Novak Djokovic is already rated as one of the greatest players of all time and the Serbian superstar has a chance to close the gap on Roger Federer and Rafael Nadal at the 2021 Australian Open.
If the GOAT debate was based solely on Grand Slam wins, Djokovic would be third on the list behind Federer and Nadal, who both have 20 major titles to Djokovic’s 17.
However, Djokovic also boasts other records which should probably be taken into account. The 33-year-old has finished as the year-end number one on six occasions, an Open Era record shared with Pete Sampras that he seems almost certain to claim outright before his career comes to an end.
Djokovic is the only player to have won all of the elite tournaments on the modern men’s professional circuit and is also the only player to have completed a career Golden Masters, winning all nine Masters titles over the course of a career, which he has done twice.

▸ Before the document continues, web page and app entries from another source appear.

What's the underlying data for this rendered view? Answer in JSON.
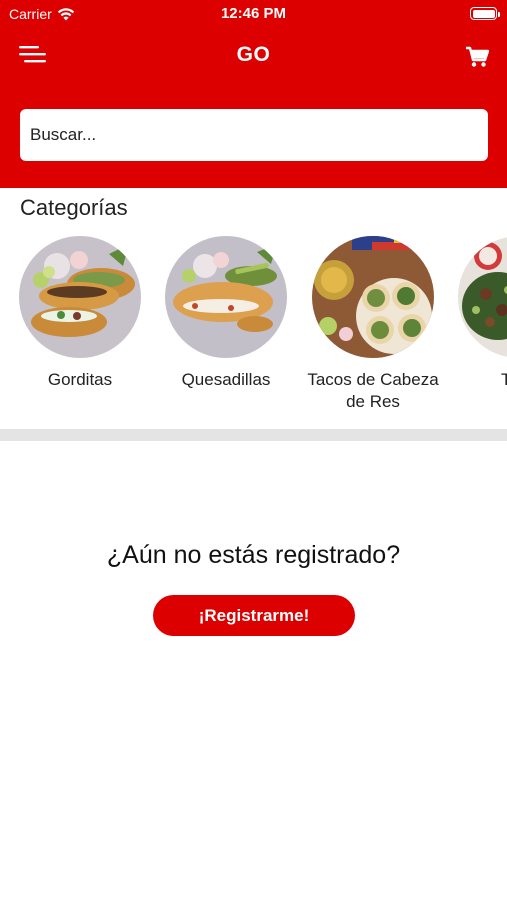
{
  "status_bar": {
    "carrier": "Carrier",
    "time": "12:46 PM"
  },
  "nav": {
    "title": "GO",
    "menu_icon": "hamburger-menu-icon",
    "cart_icon": "shopping-cart-icon"
  },
  "search": {
    "placeholder": "Buscar..."
  },
  "categories": {
    "title": "Categorías",
    "items": [
      {
        "label": "Gorditas"
      },
      {
        "label": "Quesadillas"
      },
      {
        "label": "Tacos de Cabeza de Res"
      },
      {
        "label": "Taco"
      }
    ]
  },
  "register": {
    "question": "¿Aún no estás registrado?",
    "button_label": "¡Registrarme!"
  },
  "colors": {
    "brand_red": "#dd0000",
    "divider_gray": "#e4e4e4"
  }
}
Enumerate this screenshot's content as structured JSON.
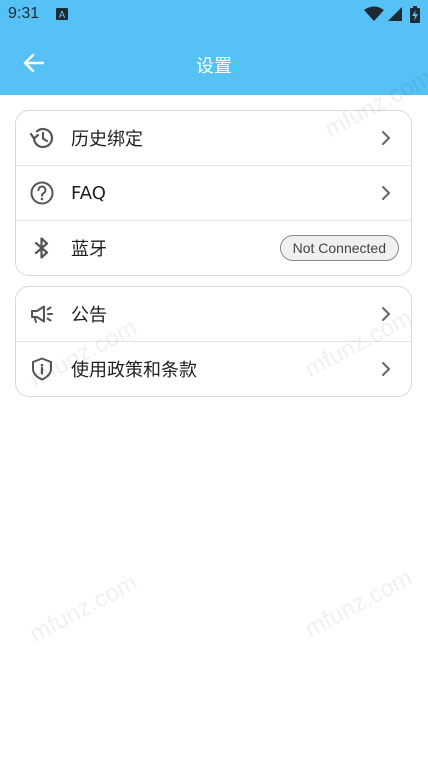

Djokovic is a five-time World Tour Finals winner but the Olympic Gold medal has proven to be elusive, with the Serb’s best result being a bronze medal in 2008. He should get a chance to challenge for the top prize at the Summer Games in Tokyo this year – in what will probably be his last chance to take that title given his age.
Djokovic’s First Successes
Djokovic joined the professional tour in 2003 as a 16-year-old, playing mainly in the lesser Futures and Challenger Tours until 2005 when he scored his first real breakthrough by qualifying for the Australian Open, where he lost in straight sets in the first round to eventual champion Marat Safin.
The Serb did make a mark in the majors in 2005 though as he reached the third round at Wimbledon and then at the US Open, while the following year he made his first appearance in a Grand Slam quarter-final at the French Open.
It was in 2007 when Djokovic really truly announced himself as an elite player when he reached the US Open final. Roger Federer denied the future winner his maiden Slam with a straight sets win in New York, although their meeting was closer than the scoreline suggested as two sets were decided by tie breaks.
Djokovic responded in the next major by taking his first Grand Slam title at the Australian Open in 2008, as the then 20-year-old ended a run of 11 consecutive majors for Federer and Nadal.
As is often the case, Djokovic’s first Grand Slam win resulted in a lull for the still developing player and in the next 10 major tournaments he reached just one further final – losing in the 2010 US Open to Rafael Nadal.
The following year proved to be hugely successful as he won three of the four majors on offer, claiming another Australian title and his first wins at SW19 and Flushing Meadows. Between 2011 and the end of 2016, he won 11 of the 24 Grand Slams and contested seven further finals as he joined Federer and Nadal as one of the truly dominant forces in tennis.
An elbow injury impacted on his 2017 season as for the first time since 2010 he ended the year without claiming a major title, but he claimed a 13th major title at Wimbledon in 2018 and has won five of the last nine Grand Slam tournaments.
The cancellation of Wimbledon in 2020, where he would have been the two-time defending champion, and his disqualification from last year’s US Open set Djokovic back in his bid to match Federer and Nadal, but he still has to reach 20 Grand Slams, or better.
His next assignment is the Australian Open and that has been comfortably his most successful hunting ground, with Djokovic holding a record eight titles.
Djokovic’s biggest challenges in Melbourne may well come from the next generation of stars and Dominic Thiem, who won his maiden major at last year’s US Open, is a
*All odds correct at time of writing.